At the GCP Next 2016 conference in San Francisco this week, Google announced the launch of Cloud Machine Learning, a suite of cloud-based tools, with which the company hopes to make sophisticated machine learning tools available to developers across the globe.
"Cloud Machine Learning will take machine learning mainstream, giving data scientists and developers a way to build a new class of intelligent applications. It provides access to the same technologies that power Google Now, Google Photos and voice recognition in Google Search as easy to use REST APIs," Fausto Ibarra, Director, Product Management, Google said in a blog post announcing the launch of the new feature.
Unlike traditional learning techniques that involve programming a machine with certain set of instructions for each scenario, machine learning (typically) involves feeding a computer with a large set of data - called training the machine - and then letting it figure a reaction for different situations, or come up with answers for new scenarios. The likes of Amazon and Microsoft, Google's main competitors in the public cloud space, offer cloud-based machine learning tools as well.
Google Cloud Platform (GCP) features a couple of pre-trained machine learning APIs called Google Translate API and Cloud Vision API that have been available to the public for a while. While the former is self explanatory, the latter identifies the contents of an image with a scarily good level of accuracy.
Given an image of a concert, for example, the Cloud Vision API can not only identify that it has people in it, but it can also say that there's a stage, and that it's likely a performance or a concert. The API is also capable of identifying specific landmarks, like the Golden Gate Bridge. Google has trained the Cloud Vision API by feeding it millions of images, and the power of this trained API has been available to all since its launch.
Joining the Google Translate API and Cloud Vision API this week is the Google Cloud Speech API, which makes the power of Google's amazing speech-to-text conversion capabilities available to any developer. Anyone who's used speech-to-text on an Android phone has no doubt been impressed by its accuracy, and now anyone can leverage these capabilities. The API can operate in batch mode - i.e. given a bunch of audio files to transcribe - or in streaming mode, where it can transcribe audio in real time. Google says the API supports over 80 languages.
"Cloud Speech API brings the same advanced neural network technology that powers voice search in the Google app and voice typing in Google Keyboard," Ibarra explains. "It demonstrates speech-to-text conversion in 80+ languages with unparalleled accuracy, especially in noisy environments, and is blazingly fast. The technology that has already empowered developers to add speech to their Chrome and Android is now available for any application in real-time streaming or batch mode."

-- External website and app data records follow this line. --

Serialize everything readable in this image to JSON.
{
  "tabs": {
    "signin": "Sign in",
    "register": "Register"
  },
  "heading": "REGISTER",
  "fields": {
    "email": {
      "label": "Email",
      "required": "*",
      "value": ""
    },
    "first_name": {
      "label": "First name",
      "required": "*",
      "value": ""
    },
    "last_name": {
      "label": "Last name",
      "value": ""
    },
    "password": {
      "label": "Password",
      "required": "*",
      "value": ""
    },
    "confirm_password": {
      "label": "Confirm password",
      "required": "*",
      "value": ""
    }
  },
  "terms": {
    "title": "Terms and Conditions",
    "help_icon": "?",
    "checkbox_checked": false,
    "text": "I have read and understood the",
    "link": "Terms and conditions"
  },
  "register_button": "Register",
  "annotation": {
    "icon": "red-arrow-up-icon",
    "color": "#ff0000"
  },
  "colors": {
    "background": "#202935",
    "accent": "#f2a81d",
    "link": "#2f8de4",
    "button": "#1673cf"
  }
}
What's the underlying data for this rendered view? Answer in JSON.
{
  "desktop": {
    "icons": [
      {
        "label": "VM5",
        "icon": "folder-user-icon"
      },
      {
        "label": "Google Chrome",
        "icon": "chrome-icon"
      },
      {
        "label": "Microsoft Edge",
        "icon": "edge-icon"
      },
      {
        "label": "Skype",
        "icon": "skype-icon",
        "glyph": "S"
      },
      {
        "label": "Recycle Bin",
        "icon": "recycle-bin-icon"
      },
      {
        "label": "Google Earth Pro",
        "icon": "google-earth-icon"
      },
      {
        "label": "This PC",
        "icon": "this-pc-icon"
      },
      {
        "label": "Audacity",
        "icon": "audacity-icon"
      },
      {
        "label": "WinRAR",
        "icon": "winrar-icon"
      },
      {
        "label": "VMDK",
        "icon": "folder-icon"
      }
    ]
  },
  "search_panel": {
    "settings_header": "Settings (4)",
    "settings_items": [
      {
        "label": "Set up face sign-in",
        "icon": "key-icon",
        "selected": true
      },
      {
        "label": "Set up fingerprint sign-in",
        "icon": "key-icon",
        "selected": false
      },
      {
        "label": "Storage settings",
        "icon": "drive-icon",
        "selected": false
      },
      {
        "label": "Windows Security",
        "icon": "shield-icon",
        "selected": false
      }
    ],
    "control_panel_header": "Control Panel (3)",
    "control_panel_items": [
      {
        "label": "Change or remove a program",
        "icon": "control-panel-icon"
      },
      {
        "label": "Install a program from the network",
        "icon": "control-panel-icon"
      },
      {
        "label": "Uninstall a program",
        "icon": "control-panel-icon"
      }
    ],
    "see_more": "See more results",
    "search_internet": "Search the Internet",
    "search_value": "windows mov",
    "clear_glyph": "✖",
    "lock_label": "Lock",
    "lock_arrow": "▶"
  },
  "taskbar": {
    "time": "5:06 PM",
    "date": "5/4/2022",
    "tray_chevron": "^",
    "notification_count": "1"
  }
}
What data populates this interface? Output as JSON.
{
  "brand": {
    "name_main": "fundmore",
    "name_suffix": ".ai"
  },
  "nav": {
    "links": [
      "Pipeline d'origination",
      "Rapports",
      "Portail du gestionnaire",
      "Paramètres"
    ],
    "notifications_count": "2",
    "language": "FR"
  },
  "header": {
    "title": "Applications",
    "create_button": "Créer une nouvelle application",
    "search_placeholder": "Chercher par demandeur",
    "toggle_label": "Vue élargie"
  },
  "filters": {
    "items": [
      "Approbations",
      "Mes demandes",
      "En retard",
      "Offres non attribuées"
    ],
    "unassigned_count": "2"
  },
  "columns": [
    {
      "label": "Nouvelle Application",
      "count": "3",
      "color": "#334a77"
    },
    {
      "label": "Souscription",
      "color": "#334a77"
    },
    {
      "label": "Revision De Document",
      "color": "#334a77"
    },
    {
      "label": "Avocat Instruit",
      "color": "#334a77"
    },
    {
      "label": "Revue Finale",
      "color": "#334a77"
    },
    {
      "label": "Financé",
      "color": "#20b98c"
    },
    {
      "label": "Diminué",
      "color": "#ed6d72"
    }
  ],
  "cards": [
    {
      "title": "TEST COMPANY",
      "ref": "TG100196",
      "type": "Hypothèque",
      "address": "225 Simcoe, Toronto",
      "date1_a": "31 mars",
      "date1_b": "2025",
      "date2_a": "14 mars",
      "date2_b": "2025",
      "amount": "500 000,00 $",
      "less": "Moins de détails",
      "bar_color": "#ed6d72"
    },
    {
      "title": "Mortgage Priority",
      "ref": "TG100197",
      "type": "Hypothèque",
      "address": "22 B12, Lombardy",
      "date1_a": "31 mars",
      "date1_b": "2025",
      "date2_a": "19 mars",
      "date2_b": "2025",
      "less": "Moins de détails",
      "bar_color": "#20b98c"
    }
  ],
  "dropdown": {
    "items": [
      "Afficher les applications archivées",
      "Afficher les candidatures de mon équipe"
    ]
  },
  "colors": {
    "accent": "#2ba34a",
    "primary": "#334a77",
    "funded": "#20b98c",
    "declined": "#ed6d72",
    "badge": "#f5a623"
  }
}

In addition, Google Cloud Platform customers can build their own machine learning models using the open-source TensorFlow machine learning library, which is most popular machine learning project on GitHub. Google said TensorFlow Serving will be able talk to Kubernetes, another one of its open-source projects.
Disclosure: Google sponsored the correspondent's flights and hotel for the event in San Francisco.